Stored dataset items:

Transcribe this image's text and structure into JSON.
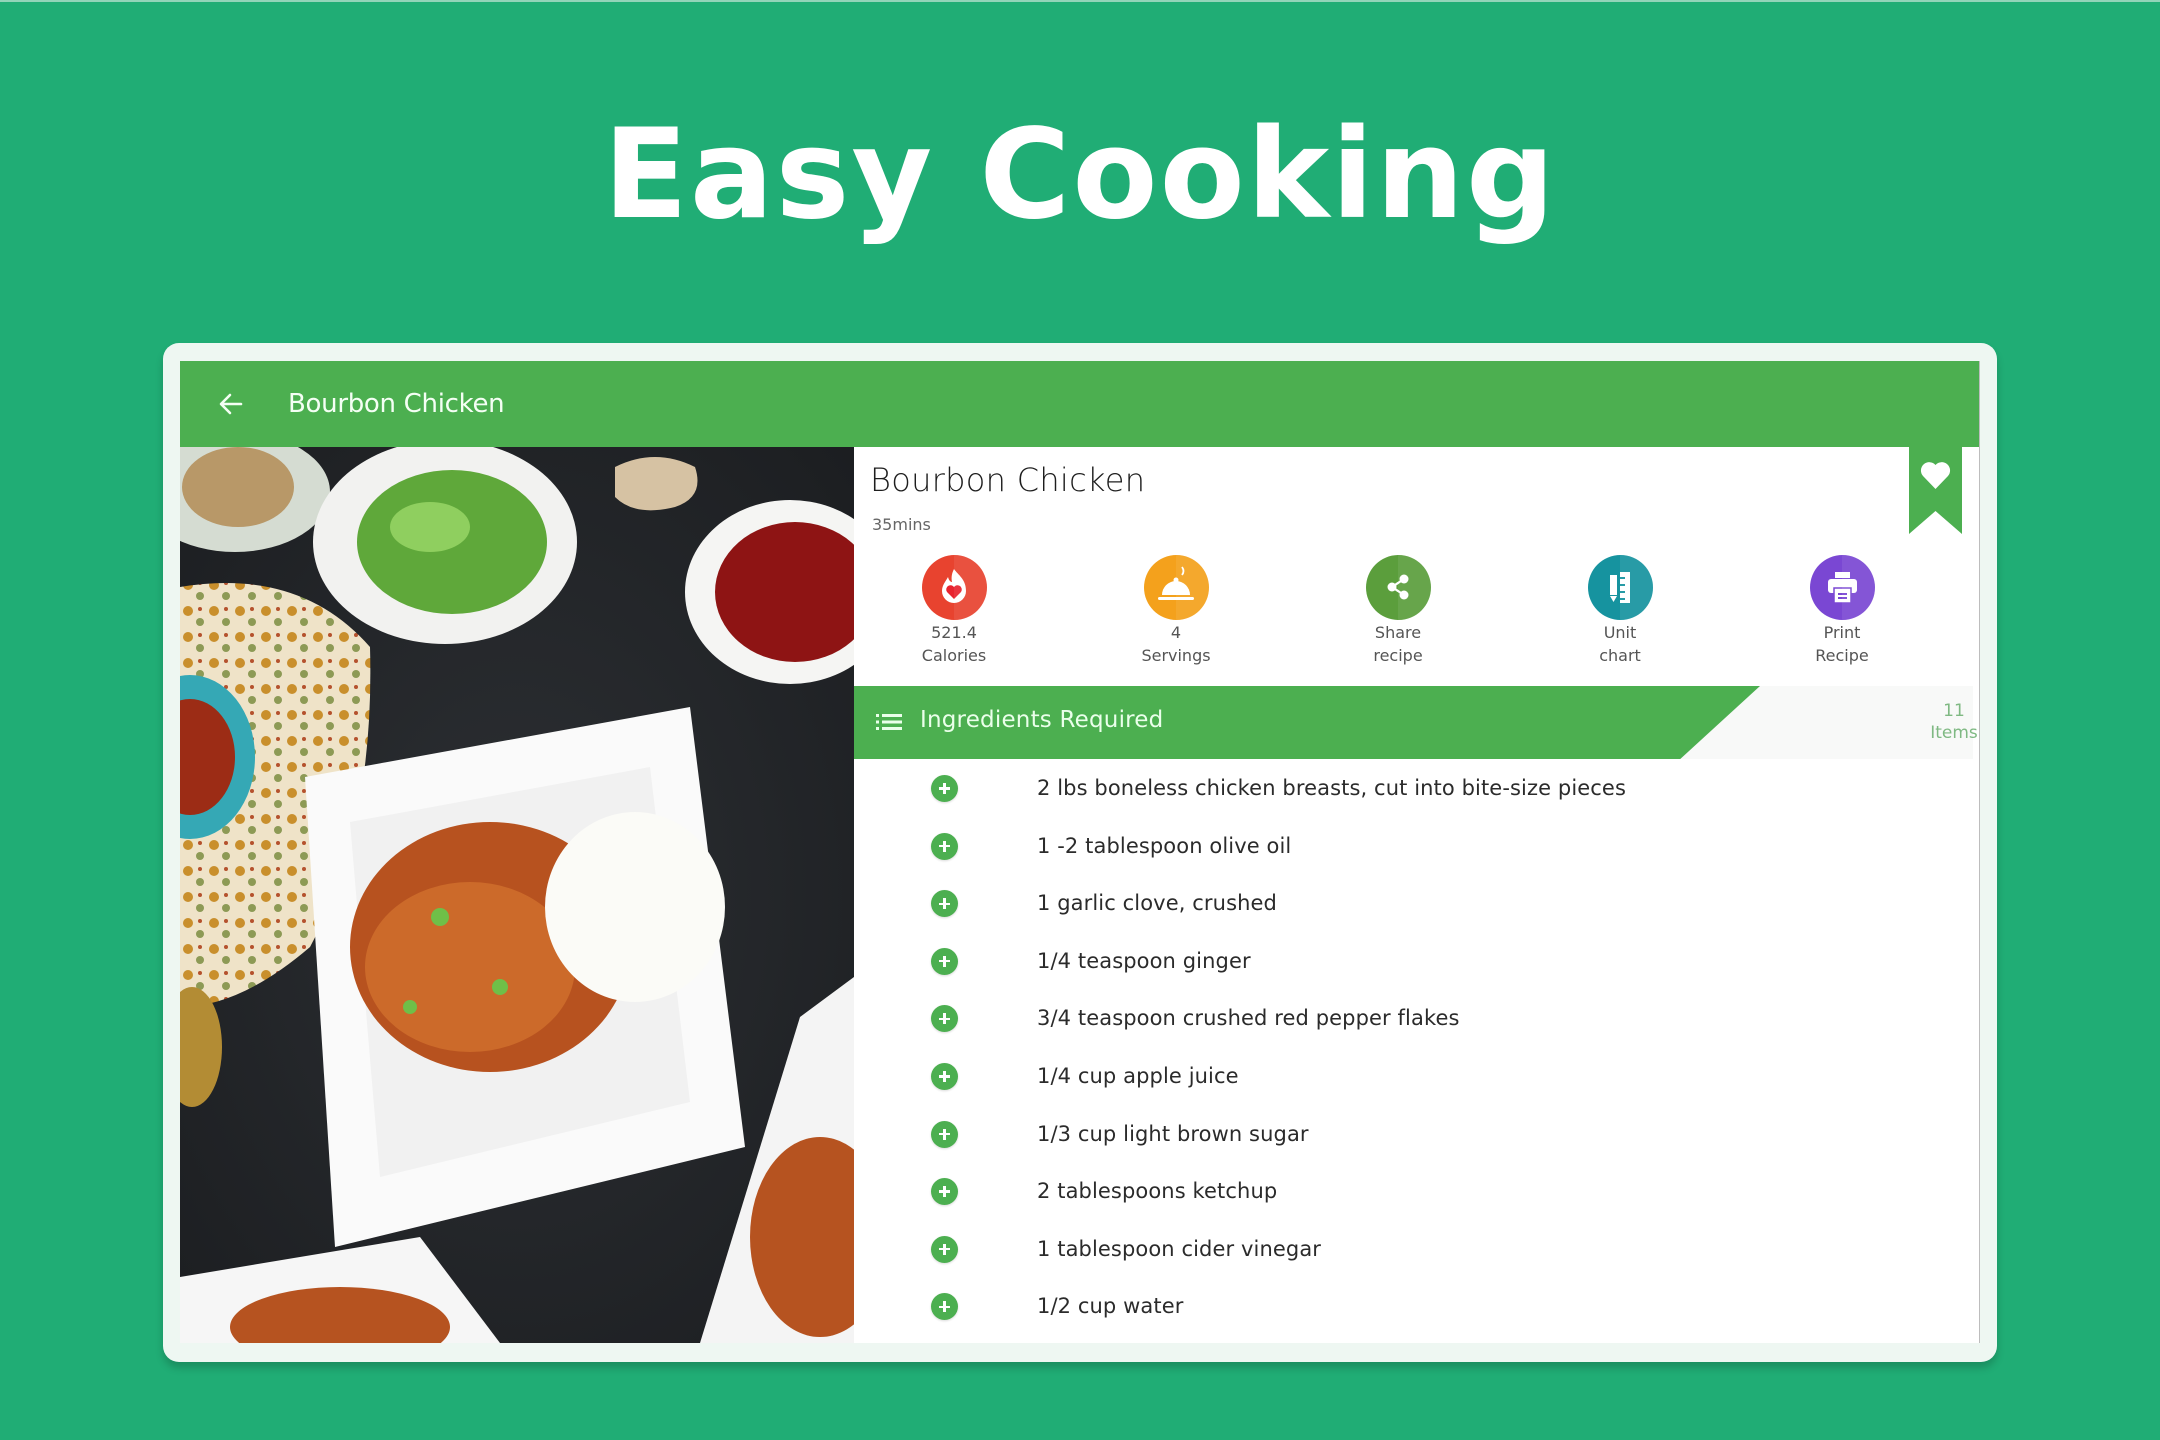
{
  "hero": {
    "title": "Easy Cooking"
  },
  "colors": {
    "background": "#20ad75",
    "toolbar": "#4caf50",
    "calories": "#e8432f",
    "servings": "#f4a11c",
    "share": "#5b9e3c",
    "unit_chart": "#16939f",
    "print": "#7a47d3"
  },
  "toolbar": {
    "back_icon": "arrow-left-icon",
    "title": "Bourbon Chicken"
  },
  "recipe": {
    "title": "Bourbon Chicken",
    "time": "35mins",
    "bookmark_icon": "heart-bookmark-icon",
    "image_alt": "Bourbon chicken with rice in a white square bowl"
  },
  "actions": [
    {
      "icon": "calories-flame-heart-icon",
      "line1": "521.4",
      "line2": "Calories"
    },
    {
      "icon": "serving-cloche-icon",
      "line1": "4",
      "line2": "Servings"
    },
    {
      "icon": "share-icon",
      "line1": "Share",
      "line2": "recipe"
    },
    {
      "icon": "ruler-pencil-icon",
      "line1": "Unit",
      "line2": "chart"
    },
    {
      "icon": "printer-icon",
      "line1": "Print",
      "line2": "Recipe"
    }
  ],
  "ingredients": {
    "header": "Ingredients Required",
    "count": "11",
    "count_label": "Items",
    "items": [
      "2 lbs boneless chicken breasts, cut into bite-size pieces",
      "1 -2 tablespoon olive oil",
      "1 garlic clove, crushed",
      "1/4 teaspoon ginger",
      "3/4 teaspoon crushed red pepper flakes",
      "1/4 cup apple juice",
      "1/3 cup light brown sugar",
      "2 tablespoons ketchup",
      "1 tablespoon cider vinegar",
      "1/2 cup water"
    ]
  }
}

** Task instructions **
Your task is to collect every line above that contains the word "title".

** Answer to this task **
    "title": "Easy Cooking"
    "title": "Bourbon Chicken"
    "title": "Bourbon Chicken",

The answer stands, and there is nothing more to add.